#### [Exercise brief]
Every line in the records below that holds the word "popular" is to be copied.
--
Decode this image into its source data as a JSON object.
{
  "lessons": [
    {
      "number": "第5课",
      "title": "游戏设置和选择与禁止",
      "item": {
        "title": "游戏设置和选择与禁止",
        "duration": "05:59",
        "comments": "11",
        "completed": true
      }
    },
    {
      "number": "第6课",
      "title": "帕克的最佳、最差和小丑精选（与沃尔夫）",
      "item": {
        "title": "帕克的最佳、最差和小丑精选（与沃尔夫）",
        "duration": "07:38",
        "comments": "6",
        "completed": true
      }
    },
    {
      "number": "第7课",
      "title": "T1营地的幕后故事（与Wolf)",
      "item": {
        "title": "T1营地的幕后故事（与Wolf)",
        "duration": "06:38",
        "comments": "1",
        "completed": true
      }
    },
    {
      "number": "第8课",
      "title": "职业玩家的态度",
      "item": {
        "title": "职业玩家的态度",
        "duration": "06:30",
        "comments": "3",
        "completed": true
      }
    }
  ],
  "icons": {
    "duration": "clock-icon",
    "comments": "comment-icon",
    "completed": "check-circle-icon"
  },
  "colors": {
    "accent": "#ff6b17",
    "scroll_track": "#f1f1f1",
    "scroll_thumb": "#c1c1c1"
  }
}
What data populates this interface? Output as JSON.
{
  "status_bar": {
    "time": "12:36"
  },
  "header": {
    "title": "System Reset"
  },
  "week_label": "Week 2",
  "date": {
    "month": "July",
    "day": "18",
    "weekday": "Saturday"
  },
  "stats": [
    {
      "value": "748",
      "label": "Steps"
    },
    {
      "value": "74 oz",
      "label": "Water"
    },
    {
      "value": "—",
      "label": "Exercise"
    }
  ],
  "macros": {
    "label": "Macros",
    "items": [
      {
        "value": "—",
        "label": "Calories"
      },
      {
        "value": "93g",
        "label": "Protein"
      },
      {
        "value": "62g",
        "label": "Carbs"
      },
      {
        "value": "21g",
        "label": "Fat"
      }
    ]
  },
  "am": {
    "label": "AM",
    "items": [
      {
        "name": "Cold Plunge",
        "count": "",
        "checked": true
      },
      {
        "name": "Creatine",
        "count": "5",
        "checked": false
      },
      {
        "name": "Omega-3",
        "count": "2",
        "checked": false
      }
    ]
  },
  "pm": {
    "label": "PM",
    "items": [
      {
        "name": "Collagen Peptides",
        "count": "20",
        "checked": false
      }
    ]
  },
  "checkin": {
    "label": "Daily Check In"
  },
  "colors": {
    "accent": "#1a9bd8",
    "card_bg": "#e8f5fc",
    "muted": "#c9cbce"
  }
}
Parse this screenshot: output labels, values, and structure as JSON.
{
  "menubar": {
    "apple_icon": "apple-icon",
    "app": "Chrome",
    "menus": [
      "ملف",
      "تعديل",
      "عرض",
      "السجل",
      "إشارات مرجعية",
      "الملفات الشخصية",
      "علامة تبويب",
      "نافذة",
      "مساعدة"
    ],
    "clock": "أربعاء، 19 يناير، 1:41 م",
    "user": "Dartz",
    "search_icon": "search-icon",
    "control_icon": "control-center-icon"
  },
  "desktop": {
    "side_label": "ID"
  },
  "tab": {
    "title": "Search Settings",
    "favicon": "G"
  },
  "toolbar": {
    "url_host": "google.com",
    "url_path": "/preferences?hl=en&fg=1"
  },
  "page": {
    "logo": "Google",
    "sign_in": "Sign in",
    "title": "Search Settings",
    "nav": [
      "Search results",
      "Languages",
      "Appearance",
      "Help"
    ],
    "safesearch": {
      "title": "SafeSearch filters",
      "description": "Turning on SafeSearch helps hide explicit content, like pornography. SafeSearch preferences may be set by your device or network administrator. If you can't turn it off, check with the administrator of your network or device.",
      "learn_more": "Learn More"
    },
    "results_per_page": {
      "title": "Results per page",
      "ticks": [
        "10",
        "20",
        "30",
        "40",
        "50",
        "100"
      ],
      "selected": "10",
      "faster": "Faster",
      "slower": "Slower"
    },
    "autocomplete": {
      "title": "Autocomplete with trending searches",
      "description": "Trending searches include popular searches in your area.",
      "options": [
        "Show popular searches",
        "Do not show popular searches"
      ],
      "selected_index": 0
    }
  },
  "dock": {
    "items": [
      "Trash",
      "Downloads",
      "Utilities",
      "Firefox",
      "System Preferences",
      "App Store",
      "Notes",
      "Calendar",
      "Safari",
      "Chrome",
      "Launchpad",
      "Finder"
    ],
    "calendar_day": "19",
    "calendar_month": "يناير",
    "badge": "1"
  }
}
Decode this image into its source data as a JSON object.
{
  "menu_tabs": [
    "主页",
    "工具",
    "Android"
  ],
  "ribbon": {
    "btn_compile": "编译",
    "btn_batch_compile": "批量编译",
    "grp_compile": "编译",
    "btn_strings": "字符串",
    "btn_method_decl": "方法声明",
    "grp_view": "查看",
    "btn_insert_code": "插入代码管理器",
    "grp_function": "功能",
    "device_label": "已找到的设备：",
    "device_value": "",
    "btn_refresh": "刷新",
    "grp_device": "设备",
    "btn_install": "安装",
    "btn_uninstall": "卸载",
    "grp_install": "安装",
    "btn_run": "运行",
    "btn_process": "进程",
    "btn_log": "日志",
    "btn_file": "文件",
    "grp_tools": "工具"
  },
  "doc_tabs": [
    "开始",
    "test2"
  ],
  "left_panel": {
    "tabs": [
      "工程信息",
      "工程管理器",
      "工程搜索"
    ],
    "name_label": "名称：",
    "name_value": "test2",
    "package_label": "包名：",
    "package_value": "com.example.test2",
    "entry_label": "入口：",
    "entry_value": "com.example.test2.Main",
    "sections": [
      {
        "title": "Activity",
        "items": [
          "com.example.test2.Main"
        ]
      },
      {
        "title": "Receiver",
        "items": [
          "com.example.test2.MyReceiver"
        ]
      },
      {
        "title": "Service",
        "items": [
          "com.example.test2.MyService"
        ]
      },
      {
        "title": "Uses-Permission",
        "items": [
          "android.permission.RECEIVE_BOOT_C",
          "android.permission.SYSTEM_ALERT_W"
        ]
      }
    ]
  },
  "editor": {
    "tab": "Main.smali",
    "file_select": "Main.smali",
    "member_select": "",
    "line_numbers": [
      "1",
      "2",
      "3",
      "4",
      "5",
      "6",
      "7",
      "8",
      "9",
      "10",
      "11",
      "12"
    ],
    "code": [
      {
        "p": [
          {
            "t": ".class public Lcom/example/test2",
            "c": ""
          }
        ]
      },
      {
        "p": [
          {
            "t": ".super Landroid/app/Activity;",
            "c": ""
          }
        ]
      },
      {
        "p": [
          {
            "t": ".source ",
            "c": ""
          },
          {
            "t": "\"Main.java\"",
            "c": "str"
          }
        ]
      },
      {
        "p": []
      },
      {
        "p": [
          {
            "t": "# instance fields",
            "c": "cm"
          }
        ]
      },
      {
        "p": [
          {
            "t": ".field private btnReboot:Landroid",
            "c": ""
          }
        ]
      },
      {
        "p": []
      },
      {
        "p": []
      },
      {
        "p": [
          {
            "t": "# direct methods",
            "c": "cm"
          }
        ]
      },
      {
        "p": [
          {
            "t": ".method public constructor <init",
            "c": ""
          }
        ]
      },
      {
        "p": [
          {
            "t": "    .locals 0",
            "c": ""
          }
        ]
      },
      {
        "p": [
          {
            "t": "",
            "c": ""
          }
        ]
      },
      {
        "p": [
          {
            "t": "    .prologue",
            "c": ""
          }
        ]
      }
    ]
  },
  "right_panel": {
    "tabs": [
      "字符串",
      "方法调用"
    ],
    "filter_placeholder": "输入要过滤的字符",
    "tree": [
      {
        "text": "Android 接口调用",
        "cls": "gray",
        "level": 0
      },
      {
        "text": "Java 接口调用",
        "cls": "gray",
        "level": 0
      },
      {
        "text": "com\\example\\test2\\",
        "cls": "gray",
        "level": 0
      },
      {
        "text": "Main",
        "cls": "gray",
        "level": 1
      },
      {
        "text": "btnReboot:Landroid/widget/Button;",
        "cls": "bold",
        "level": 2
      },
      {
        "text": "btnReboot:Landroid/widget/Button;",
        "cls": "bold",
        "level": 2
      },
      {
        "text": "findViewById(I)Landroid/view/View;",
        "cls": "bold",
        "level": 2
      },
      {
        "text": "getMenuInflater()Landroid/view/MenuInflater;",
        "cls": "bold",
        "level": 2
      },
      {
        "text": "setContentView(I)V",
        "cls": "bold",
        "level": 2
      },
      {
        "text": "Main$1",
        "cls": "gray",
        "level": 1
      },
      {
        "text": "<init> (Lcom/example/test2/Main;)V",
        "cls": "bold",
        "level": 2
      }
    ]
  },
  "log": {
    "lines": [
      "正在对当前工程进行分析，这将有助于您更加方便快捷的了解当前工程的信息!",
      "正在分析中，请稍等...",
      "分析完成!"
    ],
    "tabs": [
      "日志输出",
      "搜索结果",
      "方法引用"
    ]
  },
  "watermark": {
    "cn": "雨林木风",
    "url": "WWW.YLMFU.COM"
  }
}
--
#### [Response]
      "description": "Trending searches include popular searches in your area.",
        "Show popular searches",
        "Do not show popular searches"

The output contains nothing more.